In this month’s product update, Product Designer Kristina Kanter, discusses the approach the team have adopted to develop the HeadBox Business product for our customers.

Flashes of inspiration on how to improve certain areas within a product come to everyone every now and then. When that lightbulb moment happens, it feels fun, innovative and seems to have the potential to make the world a better place. Your users are sure to love it just as much as you do, right?

But before you get carried away and start to design and build a new feature, the real problem behind the idea needs to be defined and validated.

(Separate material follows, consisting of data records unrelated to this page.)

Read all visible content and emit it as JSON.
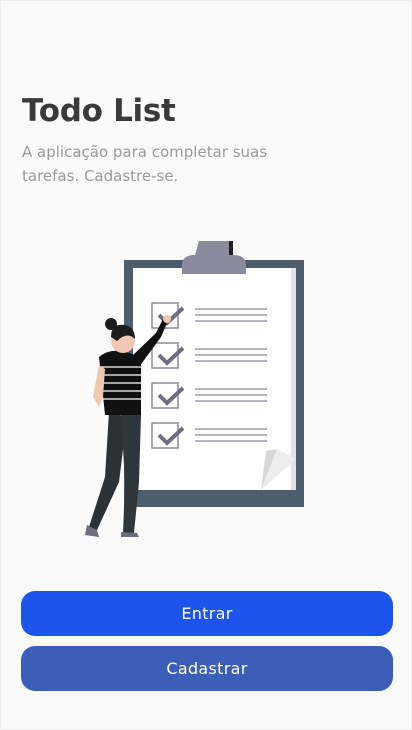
{
  "header": {
    "title": "Todo List",
    "subtitle": "A aplicação para completar suas tarefas. Cadastre-se."
  },
  "illustration": {
    "icon": "checklist-illustration",
    "checked_items": 4
  },
  "actions": {
    "login_label": "Entrar",
    "register_label": "Cadastrar"
  },
  "colors": {
    "background": "#fafafa",
    "title": "#3a3a3a",
    "subtitle": "#9a9a9a",
    "primary_button": "#1d55ec",
    "secondary_button": "#3b5fb9"
  }
}
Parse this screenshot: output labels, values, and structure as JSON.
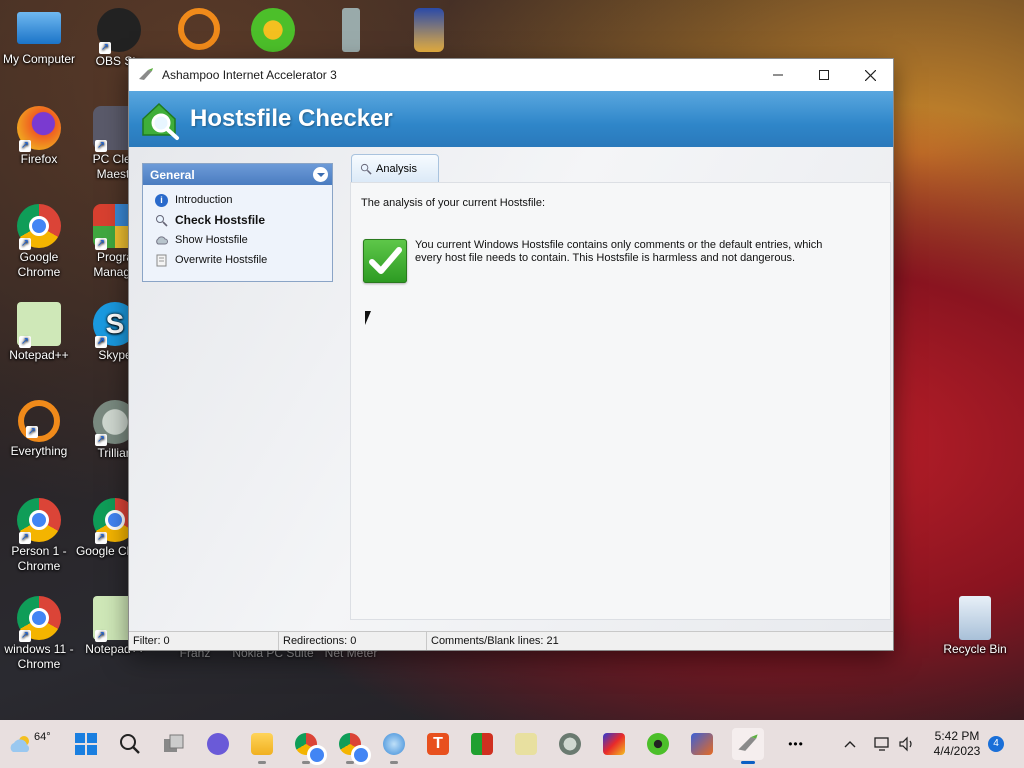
{
  "desktop": {
    "icons": [
      {
        "label": "My Computer"
      },
      {
        "label": "OBS Stu"
      },
      {
        "label": "Firefox"
      },
      {
        "label": "PC Clea Maestr"
      },
      {
        "label": "Google Chrome"
      },
      {
        "label": "Progra Manage"
      },
      {
        "label": "Notepad++"
      },
      {
        "label": "Skype"
      },
      {
        "label": "Everything"
      },
      {
        "label": "Trillian"
      },
      {
        "label": "Person 1 - Chrome"
      },
      {
        "label": "Google Chrom"
      },
      {
        "label": "windows 11 - Chrome"
      },
      {
        "label": "Notepad++"
      },
      {
        "label": "Franz"
      },
      {
        "label": "Nokia PC Suite"
      },
      {
        "label": "Net Meter"
      },
      {
        "label": "Recycle Bin"
      }
    ]
  },
  "window": {
    "title": "Ashampoo Internet Accelerator 3",
    "banner_title": "Hostsfile Checker",
    "sidebar": {
      "header": "General",
      "items": [
        {
          "label": "Introduction",
          "icon": "info-icon"
        },
        {
          "label": "Check Hostsfile",
          "icon": "magnifier-icon"
        },
        {
          "label": "Show Hostsfile",
          "icon": "cloud-icon"
        },
        {
          "label": "Overwrite Hostsfile",
          "icon": "document-icon"
        }
      ]
    },
    "tab": {
      "label": "Analysis"
    },
    "analysis": {
      "intro": "The analysis of your current Hostsfile:",
      "message": "You current Windows Hostsfile contains only comments or the default entries, which every host file needs to contain. This Hostsfile is harmless and not dangerous."
    },
    "status": {
      "filter": "Filter: 0",
      "redirections": "Redirections: 0",
      "comments": "Comments/Blank lines: 21"
    }
  },
  "taskbar": {
    "weather_temp": "64°",
    "time": "5:42 PM",
    "date": "4/4/2023",
    "notification_count": "4",
    "more": "•••"
  },
  "colors": {
    "banner": "#2f86c9",
    "sidebar_header": "#4a7cc0",
    "taskbar": "#e8dfdf"
  }
}
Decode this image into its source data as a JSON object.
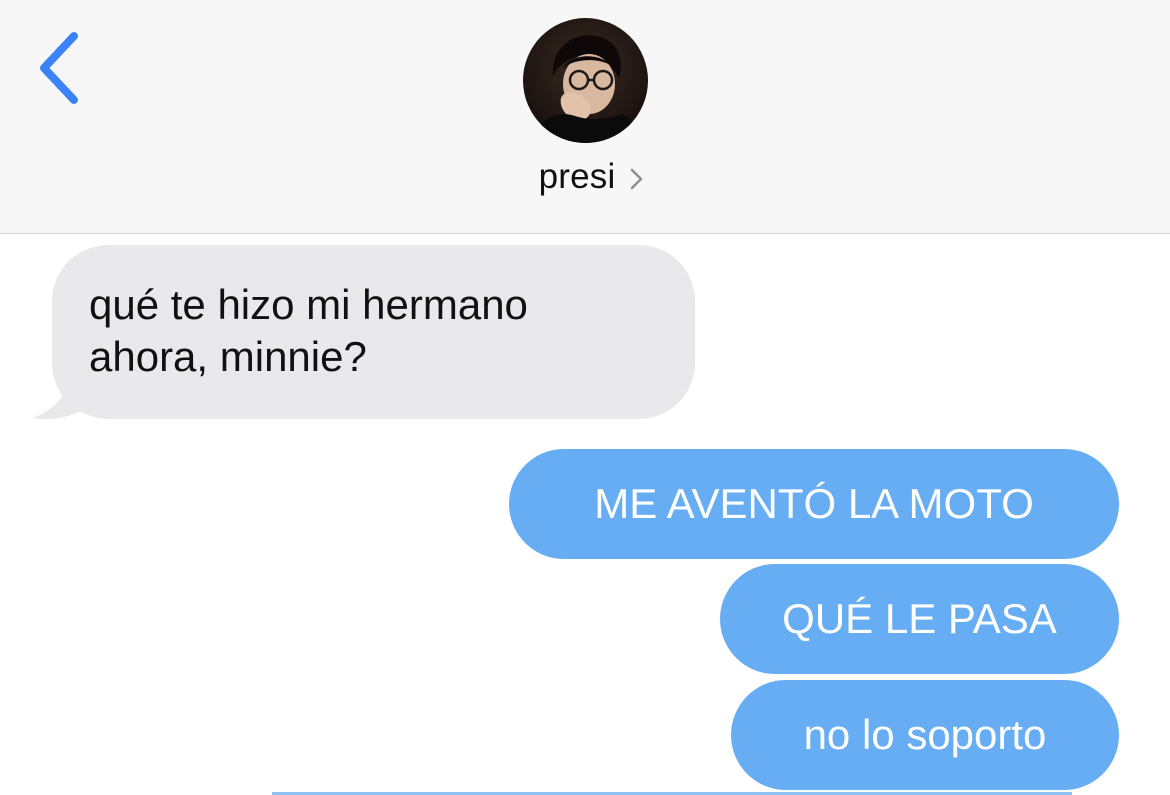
{
  "header": {
    "contact_name": "presi",
    "back_icon": "chevron-left-icon",
    "detail_icon": "chevron-right-icon",
    "accent_color": "#3b82f6"
  },
  "messages": [
    {
      "direction": "received",
      "lines": [
        "qué te hizo mi hermano",
        "ahora, minnie?"
      ]
    },
    {
      "direction": "sent",
      "text": "ME AVENTÓ LA MOTO"
    },
    {
      "direction": "sent",
      "text": "QUÉ LE PASA"
    },
    {
      "direction": "sent",
      "text": "no lo soporto"
    }
  ],
  "colors": {
    "header_bg": "#f7f7f8",
    "received_bubble": "#e9e9eb",
    "sent_bubble": "#66adf4",
    "sent_text": "#ffffff"
  }
}
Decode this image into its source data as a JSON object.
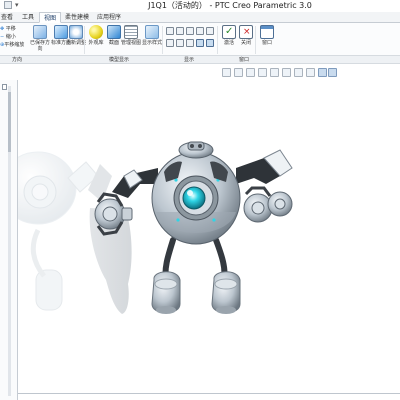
{
  "window": {
    "title": "J1Q1（活动的） - PTC Creo Parametric 3.0",
    "quick_access_arrow": "▾"
  },
  "tabs": [
    {
      "label": "查看",
      "active": false
    },
    {
      "label": "工具",
      "active": false
    },
    {
      "label": "视图",
      "active": true
    },
    {
      "label": "柔性建模",
      "active": false
    },
    {
      "label": "应用程序",
      "active": false
    }
  ],
  "ribbon": {
    "left_items": [
      "平移",
      "缩小",
      "平移缩放"
    ],
    "buttons": [
      {
        "label": "已保存方向",
        "icon": "saved-orientation-icon"
      },
      {
        "label": "标准方向",
        "icon": "standard-orientation-icon"
      },
      {
        "label": "重新调整",
        "icon": "refit-icon"
      },
      {
        "label": "外观库",
        "icon": "appearance-gallery-icon"
      },
      {
        "label": "截面",
        "icon": "section-icon"
      },
      {
        "label": "管理视图",
        "icon": "manage-views-icon"
      },
      {
        "label": "显示样式",
        "icon": "display-style-icon"
      },
      {
        "label": "激活",
        "icon": "activate-icon"
      },
      {
        "label": "关闭",
        "icon": "close-icon"
      },
      {
        "label": "窗口",
        "icon": "windows-icon"
      }
    ],
    "groups": [
      "方向",
      "模型显示",
      "显示",
      "窗口"
    ]
  },
  "colors": {
    "accent": "#1f6fc7",
    "ribbon_bg": "#fbfcfd",
    "robot_body": "#bcc6cf",
    "robot_dark": "#34393f",
    "robot_eye": "#2fd5e6"
  }
}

Without fully understanding what and why you are trying to improve, the idea has quite a high risk of failure and huge costs for the company.

Define, design, build, test, iterate

At HeadBox, an iterative design approach – define, design, build, test, iterate – is an integral part of our process to create products and services that actually make a difference in the lives of our customers and users.

Last year we asked ourselves how confident we are in the experience our business customers go through while using HeadBox in order to figure out what we can do better.

Business customer experience is a broad area, it involves many stakeholders and covers many layers of service – from helping a team to organise a meeting to giving a manager tools that allow them to have oversight on their team or event programme. 

Identifying problems

First, we wanted to understand what current customers love the most about HeadBox, what’s not working particularly well for them and whether there are certain things that they need that we are unaware of. For broad exploration like this the double diamond approach comes in handy.

It’s a robust, user-centred design process with two phases – discovery and delivery. The process begins with helping multiple teams to define the problem through understanding users and their needs and ends with a mutual agreement on ideas to experiment with.

How it works

We started our discovery with extensive research to get both internal and external feedback on product usability and levels of satisfaction with existing products and services. Talking directly to our customers and getting a peek into their lives as event planners, team managers and financial analysts was invaluable and got us more insightful information than we could have hoped for. Walking together through the journey uncovered several pain points and helped us map the experience and how HeadBox fits into people’s working routines.

We created a customer journey map and an internal service map, highlighting the pain points which helps us to look at verticals and find steps in the journey that are critical to customers and the business.

Synthesis of customer interviews uncovers themes of what is important for the customers, what needs improving and what we could focus on.

Understanding who your product’s users are, their behaviours and motivations is crucial in deciding what to build or fix next.

As it often happens, this straight-forward process was less linear in reality and was challenged by many constraints. Reduced hours, remote work, endless lockdown, all of it takes its toll on product development.

One of the biggest downsides of wide research like this is information overload. There will always be questions that we could explore in more detail, but it’s impossible to cover everything, that’s why we set a fixed time frame to complete our discovery research before 2021 to enable us to move on to the next phase – agree on the direction and deliver a solution our customers can start using.

Our focus for 2021

In the end, we narrowed down our focus to only three areas for improvement in 2021: success of our customer onboarding, a simple and fast booking process and a transparent account performance overview

It may not seem like a lot, but to achieve success it’s better to do fewer things, but do them well. On the positive side, the process of going through this discovery together and sharing the learnings helped everyone at HeadBox to gain a deeper understanding of who our customers and users are and to find much needed focus to work towards a common goal.

Next step this year is to get stuck into designing and building product experiments with the winning ideas we gathered through the discovery research.